October 12, 2012

News Story

Hello, everyone!  My deepest apologies for my neglect of this blog... Something exciting has happened to me, and that is called COLLEGE - a topic about which I will  write at a later date...

McDonald's posting nutrition facts on menu

McDonald’s, one of the largest fast food chains in the United States, will now be posting the amount of calories that menu items contain, both on the dining room menus, and on drive-thru windows.  McDonald’s leadership made these significant changes in order to aid customers in choosing a nutritional diet, according to Jan Fields, President of McDonald’s USA.

Customers will now be able to recognize the amount of calories in the food they order, such as the:

  • Cheeseburger (300 calories)
  • McChicken (360 calories)
  • 10-piece Chicken NcNuggets (470 calories)
  • Large Hot Chocolate (460 calories)
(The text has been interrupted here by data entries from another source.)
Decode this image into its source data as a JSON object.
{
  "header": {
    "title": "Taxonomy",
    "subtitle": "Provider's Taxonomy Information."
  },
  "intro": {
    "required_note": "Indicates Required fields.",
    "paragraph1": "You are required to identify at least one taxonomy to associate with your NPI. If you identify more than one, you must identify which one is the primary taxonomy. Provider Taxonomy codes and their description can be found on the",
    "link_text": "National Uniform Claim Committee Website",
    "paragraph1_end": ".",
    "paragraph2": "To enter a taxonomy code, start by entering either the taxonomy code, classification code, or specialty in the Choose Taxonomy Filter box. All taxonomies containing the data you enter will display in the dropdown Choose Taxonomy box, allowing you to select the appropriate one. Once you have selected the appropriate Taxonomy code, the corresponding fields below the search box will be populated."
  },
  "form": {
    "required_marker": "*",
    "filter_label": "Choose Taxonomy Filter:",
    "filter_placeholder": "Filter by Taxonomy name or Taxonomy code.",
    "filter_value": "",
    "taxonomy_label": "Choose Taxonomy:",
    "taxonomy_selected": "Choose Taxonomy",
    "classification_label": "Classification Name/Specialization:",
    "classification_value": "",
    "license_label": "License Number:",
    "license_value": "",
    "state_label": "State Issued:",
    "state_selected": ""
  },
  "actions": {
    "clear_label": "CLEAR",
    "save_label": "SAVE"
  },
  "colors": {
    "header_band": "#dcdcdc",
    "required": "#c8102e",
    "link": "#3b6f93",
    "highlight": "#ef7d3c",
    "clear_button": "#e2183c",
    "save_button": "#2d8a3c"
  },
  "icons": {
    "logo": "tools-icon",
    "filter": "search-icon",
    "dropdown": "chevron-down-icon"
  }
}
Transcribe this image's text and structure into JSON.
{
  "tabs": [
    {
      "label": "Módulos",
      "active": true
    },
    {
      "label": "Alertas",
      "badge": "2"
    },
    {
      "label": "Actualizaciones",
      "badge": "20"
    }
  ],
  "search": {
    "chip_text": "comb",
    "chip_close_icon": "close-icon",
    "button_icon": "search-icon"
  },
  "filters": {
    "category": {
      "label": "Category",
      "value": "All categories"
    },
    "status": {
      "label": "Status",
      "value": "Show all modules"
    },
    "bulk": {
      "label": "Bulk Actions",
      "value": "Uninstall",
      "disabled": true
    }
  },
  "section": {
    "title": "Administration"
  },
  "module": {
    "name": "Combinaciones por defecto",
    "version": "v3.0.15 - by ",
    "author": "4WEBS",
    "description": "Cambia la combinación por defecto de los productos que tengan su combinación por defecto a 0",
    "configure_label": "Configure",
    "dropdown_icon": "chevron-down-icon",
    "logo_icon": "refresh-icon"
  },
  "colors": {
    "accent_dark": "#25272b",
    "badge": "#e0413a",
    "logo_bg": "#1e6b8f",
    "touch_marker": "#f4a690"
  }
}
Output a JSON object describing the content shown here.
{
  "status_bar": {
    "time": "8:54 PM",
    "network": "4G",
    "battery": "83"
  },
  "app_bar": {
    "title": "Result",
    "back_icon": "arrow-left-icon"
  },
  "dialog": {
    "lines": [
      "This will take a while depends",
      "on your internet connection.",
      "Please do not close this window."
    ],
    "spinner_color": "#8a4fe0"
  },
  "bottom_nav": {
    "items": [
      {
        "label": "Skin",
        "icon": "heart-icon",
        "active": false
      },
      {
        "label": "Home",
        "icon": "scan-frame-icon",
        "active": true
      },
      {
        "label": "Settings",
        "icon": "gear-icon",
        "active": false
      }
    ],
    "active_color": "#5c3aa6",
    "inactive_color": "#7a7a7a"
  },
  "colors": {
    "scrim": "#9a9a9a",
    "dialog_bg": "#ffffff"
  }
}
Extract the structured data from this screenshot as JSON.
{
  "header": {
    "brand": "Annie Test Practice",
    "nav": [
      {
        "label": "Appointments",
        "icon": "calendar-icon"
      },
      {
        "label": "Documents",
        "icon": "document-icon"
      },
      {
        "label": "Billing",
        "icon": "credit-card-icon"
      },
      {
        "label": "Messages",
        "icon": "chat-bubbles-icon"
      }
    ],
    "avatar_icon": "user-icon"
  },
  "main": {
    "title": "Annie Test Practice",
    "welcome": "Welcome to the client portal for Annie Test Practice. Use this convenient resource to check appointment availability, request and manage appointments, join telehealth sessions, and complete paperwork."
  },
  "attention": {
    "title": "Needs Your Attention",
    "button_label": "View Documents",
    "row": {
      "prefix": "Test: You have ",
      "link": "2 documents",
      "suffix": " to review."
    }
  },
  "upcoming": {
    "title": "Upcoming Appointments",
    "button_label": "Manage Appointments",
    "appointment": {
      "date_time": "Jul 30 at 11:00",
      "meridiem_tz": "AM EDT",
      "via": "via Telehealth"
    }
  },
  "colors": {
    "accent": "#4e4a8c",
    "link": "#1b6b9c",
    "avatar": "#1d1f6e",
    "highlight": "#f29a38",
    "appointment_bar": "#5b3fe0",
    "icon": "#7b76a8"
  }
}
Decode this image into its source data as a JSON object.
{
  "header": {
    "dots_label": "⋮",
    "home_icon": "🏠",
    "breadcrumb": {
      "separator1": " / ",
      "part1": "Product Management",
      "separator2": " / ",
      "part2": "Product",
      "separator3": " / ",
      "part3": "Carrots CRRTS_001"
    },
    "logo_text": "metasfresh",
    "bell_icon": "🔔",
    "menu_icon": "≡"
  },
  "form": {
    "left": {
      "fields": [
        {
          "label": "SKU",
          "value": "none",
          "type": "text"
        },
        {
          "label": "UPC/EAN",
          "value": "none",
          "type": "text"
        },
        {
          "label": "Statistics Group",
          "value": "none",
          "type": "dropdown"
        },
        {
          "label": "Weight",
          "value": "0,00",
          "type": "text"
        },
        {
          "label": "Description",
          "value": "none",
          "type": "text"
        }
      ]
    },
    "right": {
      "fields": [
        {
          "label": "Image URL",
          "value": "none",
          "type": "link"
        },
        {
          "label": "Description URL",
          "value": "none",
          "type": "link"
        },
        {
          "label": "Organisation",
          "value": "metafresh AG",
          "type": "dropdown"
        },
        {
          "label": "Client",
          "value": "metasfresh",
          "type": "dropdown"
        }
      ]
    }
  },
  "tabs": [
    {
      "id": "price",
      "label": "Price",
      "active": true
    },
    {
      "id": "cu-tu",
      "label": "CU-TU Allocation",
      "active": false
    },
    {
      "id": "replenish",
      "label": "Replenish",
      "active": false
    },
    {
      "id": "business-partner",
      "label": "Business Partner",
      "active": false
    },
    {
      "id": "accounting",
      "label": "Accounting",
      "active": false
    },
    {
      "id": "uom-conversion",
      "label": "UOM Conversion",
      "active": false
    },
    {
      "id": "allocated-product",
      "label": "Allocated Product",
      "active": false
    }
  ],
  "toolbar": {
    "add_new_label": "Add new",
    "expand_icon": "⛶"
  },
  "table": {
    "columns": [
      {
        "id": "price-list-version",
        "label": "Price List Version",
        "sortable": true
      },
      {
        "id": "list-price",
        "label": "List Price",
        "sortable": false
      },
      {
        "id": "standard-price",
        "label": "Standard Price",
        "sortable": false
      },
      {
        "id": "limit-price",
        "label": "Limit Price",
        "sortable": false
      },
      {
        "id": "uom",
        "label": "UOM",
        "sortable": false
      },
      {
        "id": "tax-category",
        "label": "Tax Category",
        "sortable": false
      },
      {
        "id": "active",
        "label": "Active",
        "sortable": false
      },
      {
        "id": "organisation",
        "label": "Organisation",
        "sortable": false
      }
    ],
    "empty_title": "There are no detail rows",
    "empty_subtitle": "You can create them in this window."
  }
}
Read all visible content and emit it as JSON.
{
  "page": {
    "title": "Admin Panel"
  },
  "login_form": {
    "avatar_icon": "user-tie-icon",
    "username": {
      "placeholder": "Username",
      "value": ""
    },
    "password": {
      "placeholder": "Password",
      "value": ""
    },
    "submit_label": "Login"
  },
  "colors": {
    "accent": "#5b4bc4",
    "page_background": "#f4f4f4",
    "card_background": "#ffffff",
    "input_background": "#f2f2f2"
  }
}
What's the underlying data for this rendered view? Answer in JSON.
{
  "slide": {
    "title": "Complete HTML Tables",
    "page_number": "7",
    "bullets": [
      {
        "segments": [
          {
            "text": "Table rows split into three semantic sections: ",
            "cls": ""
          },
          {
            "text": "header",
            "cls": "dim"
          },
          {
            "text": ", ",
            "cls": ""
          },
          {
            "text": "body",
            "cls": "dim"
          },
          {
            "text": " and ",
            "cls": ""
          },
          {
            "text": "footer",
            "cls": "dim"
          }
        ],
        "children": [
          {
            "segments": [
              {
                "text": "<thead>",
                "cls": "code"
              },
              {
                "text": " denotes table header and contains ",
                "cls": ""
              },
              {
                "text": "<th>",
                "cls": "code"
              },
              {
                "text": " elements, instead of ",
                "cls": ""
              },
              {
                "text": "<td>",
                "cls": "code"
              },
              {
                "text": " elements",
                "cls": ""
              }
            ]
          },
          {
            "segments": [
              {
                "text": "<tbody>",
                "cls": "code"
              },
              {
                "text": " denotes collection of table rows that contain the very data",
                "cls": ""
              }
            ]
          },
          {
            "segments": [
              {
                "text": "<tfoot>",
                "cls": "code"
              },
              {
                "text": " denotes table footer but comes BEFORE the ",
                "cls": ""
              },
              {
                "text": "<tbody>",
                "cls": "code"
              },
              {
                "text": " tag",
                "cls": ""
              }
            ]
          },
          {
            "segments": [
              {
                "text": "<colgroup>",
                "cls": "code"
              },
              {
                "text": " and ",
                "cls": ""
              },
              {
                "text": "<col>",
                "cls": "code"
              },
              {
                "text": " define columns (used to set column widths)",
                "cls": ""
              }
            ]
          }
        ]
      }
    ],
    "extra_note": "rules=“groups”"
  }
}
“At McDonald’s, we recognize costumers want to know more about the nutrition content of the food and beverages they order,” said Fields. “As a company that has provided nutrition information for more than 30 years, we are pleased to add to the ways we make nutrition information available to our customers and employees.”  

As another first for the McDonald’s corporation, it issued a nutrition progress report, introducing new additions to the existing menu that will include the food groups being encouraged by the Dietary Guidelines for Americans published by the United States Department of Agriculture.  

“McDonald’s initiatives to provide Apple Slices and a fat-free milk option in the Happy Meals are aligned with the Dietary Guidelines for Americans, 2010, as is the goal to reduce sodium, added sugars, and saturated fats in foods,” said Judith Rodriguez, PhD, RD, LD/N, FADA, Chairperson and Professor, Department of Nutrition and Dietetics, Brooks College of Health.

“I see that a lot of the moms are looking at it,” said Glenn Kikuchi, owner of 10 McDonald’s restaurants in Maryland, “but also, curiously enough, the teenagers are looking at it, too.”

Some of the more coastal regions, such as California and Vermont, will not be able to recognize these changes, because laws have already required restaurants to post the nutritional facts of menu items.  Panera and Au Bon Pain have done this of its own accord, and studies have shown the impact on customers’ choices when eating out.  “We think it’s an important ingredient in respecting our customers and treating them as intelligent people who can make smart choices for themselves.”